The End of Atlanticism
TrTHIS week's rebuff to President Johnson 1 in the American mid-term elections coincides neatly with the final eclipse of Chancellor Erhard in Germany. Rarely have events so conspired to create the chances for new thinking and new oppor- tunities on the international scene.
The reasons for the setback of the Ameri- can Democrats are understandable enough.
They spring as much as anything from the overloaded majority they gained in the reaction against Goldwater in 1964. But it is the consequences which are im- portant. The President finds himself badly and obviously in need of an increase in taxes, as he has been throughout this year but which he postponed because of the elections. Despite the modest estimates of Mr McNamara the other day, he needs the money for Vietnam. If a Congress which he can no longer manipulate is prepared to let him have it, it will be at the cost of his Great Society. This week's elec- tions are in this sense a victory for those who would put Vietnam first. With the Great Society a victim of economic exigencies and political pressures, a victory in Vietnam becomes the President's last great cause. It will be on his record on this issue that he will have to fight the presi- dential elections in 1968.
It is inescapable that this situation will have a fundamental effect on the whole of American foreign policy. To his credit, this seems to be already understood by the President. He showed this clearly in his speech on East-West relations on October 7. in which he suggested, among other things, a gradual reduction of military forces on both sides of the iron curtain. By now it must be abundantly plain that this was intended as a major policy state- ment which, as American officials are now pointing out, was widely misinterpreted in the West. The speech was directed not principally at Moscow, but at Western Europe. It was a deliberate and welcome sign that the President was urging the Euro- peans to show a little more initiative in dealing with their own affairs. It meant, as did the earlier departure of George Ball from the State Department, that America's Atlanticist policy for Europe is dead. It was an acknowledgment that the United States has accepted the logic of the present international situation; that there are times when America and Europe are obliged to go their own separate ways.
President Johnson intends to deal with the problem of China, to treat, where pos- sible. bilaterally with Russia. America can- not simultaneously play its old role in Europe. So much was foreseen long ago by General de Gaulle. lt is of the utmost sig- nificance that it is now being understood in West Germany. Whoever replaces Dr Erhard, it is plain that the old policy of deliberately tying the Federal Republic as closely as possible to Washington is dead. It is dead not only because both in Euro- pean terms and in terms of German re- unification it has been shown not to work. It is dead also because the Americans them- selves no longer want it.

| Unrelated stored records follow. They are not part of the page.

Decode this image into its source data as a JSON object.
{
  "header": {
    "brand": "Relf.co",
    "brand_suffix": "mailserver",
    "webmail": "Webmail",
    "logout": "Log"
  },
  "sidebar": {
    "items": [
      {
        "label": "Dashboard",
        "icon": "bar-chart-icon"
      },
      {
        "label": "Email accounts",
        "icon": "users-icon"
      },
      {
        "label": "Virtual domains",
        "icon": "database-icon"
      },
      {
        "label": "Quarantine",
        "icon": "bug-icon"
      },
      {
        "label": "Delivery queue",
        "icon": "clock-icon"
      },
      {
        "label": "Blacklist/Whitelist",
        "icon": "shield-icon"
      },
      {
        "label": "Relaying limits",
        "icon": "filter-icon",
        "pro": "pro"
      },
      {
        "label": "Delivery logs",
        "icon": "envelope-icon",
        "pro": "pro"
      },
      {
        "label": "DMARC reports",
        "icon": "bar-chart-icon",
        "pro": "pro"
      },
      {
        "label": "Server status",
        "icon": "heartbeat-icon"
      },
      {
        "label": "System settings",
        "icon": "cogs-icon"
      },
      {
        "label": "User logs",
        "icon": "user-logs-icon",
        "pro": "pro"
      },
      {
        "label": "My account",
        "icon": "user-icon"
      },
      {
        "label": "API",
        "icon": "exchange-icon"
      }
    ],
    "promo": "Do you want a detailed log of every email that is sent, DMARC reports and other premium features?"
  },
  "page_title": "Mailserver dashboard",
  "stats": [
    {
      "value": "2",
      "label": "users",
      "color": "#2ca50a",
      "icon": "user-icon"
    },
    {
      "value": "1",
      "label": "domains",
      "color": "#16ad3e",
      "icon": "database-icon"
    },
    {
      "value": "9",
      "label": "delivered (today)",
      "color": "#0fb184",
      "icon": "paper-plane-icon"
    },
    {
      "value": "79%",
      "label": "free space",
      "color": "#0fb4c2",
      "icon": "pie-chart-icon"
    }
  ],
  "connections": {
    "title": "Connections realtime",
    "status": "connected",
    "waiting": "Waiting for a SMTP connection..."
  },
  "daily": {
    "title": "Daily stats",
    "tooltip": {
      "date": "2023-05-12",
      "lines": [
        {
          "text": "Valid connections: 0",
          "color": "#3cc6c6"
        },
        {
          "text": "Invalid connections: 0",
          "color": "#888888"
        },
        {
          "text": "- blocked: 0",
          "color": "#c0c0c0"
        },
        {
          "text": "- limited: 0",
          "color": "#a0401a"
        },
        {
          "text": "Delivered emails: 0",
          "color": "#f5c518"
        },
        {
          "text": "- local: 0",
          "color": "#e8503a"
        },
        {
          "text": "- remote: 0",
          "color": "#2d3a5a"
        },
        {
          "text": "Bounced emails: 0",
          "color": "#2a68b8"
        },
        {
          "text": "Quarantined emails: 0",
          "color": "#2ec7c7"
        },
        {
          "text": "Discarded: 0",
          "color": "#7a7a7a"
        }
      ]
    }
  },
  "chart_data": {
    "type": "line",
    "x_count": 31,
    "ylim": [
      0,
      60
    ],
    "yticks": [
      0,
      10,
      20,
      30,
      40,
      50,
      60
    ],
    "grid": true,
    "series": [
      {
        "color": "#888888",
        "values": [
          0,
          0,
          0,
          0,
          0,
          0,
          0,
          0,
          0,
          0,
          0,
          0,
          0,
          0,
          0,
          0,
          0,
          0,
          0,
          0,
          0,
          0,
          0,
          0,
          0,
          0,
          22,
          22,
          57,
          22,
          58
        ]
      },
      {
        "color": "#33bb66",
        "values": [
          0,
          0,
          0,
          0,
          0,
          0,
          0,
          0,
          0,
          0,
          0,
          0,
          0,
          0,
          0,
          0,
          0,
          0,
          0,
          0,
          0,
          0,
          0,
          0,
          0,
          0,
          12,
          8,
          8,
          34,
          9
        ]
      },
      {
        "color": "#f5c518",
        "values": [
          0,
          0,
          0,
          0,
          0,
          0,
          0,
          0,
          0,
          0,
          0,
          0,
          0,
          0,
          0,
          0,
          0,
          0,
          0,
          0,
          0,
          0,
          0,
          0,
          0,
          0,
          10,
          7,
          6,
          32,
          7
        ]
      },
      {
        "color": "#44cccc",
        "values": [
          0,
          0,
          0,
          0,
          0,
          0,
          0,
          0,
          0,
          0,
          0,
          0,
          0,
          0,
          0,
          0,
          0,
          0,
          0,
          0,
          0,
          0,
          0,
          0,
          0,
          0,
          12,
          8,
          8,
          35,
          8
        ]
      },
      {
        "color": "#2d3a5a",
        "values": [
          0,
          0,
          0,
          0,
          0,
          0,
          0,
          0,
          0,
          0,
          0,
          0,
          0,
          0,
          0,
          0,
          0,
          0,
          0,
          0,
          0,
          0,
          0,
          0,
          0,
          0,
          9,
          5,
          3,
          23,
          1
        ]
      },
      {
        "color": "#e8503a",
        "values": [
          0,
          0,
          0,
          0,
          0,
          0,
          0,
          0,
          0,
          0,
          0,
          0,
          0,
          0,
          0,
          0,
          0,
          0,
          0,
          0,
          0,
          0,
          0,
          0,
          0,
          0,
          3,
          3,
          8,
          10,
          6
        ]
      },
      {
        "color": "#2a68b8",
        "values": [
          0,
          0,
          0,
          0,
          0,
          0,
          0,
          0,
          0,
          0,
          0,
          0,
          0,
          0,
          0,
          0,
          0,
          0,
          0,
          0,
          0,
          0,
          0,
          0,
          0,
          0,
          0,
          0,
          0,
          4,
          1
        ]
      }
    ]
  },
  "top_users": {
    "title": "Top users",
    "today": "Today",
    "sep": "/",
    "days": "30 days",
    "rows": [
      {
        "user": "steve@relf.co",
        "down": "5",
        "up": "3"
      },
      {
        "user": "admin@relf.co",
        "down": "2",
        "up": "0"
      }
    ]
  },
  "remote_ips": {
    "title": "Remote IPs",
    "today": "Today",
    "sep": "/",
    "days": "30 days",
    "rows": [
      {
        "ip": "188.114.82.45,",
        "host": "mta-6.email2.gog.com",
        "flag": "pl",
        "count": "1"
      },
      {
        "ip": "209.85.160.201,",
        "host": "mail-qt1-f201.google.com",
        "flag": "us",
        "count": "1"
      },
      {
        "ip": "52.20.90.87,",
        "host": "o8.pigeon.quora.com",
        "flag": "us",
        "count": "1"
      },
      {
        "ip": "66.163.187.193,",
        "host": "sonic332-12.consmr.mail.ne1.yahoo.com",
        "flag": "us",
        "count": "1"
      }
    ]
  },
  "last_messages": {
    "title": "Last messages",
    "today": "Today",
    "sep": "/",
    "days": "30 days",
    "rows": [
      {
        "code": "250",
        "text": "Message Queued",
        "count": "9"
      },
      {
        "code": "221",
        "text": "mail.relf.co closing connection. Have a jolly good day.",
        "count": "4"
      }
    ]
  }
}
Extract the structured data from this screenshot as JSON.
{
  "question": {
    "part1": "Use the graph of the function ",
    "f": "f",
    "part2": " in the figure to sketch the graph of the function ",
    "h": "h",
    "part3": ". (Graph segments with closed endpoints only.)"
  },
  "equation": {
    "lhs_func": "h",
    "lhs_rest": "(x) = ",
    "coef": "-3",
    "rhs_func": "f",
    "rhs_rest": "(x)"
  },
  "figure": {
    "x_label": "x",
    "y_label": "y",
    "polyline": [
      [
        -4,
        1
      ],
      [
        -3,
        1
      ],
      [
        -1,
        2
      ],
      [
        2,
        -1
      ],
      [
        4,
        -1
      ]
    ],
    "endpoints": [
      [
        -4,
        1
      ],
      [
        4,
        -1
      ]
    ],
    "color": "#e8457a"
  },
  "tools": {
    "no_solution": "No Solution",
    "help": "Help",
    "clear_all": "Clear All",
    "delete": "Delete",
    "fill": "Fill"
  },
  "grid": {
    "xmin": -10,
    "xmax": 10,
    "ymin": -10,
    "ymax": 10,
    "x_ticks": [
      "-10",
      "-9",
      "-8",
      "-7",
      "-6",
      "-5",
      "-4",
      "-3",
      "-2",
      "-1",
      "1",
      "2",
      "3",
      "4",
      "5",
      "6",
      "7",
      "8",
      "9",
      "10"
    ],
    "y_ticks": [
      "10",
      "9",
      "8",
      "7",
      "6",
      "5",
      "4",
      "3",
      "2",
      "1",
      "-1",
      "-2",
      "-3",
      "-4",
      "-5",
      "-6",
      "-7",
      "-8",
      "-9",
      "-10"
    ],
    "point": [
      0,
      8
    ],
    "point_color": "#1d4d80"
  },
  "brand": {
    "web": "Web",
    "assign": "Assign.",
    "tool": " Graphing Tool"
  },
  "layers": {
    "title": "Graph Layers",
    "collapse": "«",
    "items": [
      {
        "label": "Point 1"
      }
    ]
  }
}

This in large measure is what the pro- longed German political crisis is about. It is partly because traditional German foreign policy has come to a dead end that Sun- day's provincial elections in Hessen took such an unpleasant turn, a result which may well be echoed in Bavaria in ten days' time. European opinion, and particularly German opinion, increasingly resents the lack of movement in East-West European affairs and its leaders' unwillingness to take independent initiatives. President Johnson has seen that in these circum- stances America's best course is to attend to her own business and, within the frame- work of the Atlantic Alliance, to leave Europe to its own devices. That is why he sent Chancellor Erhard away from Washington in September empty-handed. That is why he made his October 7 speech.
It is a pity that the same cannot be said of Britain, the one major country which refuses to accept that the Atlantic rela- tionship has changed. Everything that the President implied on October 7 had, in fact, a special relevance to this country. The renewed American enthusiasm for British entry to the Common Market is part of this same desire to see Europeans do more for themselves, and the belief they will do it more responsibly if Britain is a member of the Community. There is now every possibility that the Americans would not oppose even a devaluation of the pound if it were a necessary preliminary to our entry into Europe.
Yet in Britain belief in the old relation- ship and the old order remains unshaken. More American than the Americans, we refuse to believe what our best friends tell us. that the Atlanticist era is on its way out and a new framework is emerging. No nation stands to gain more from this change than Britain. No nation seems less aware of it.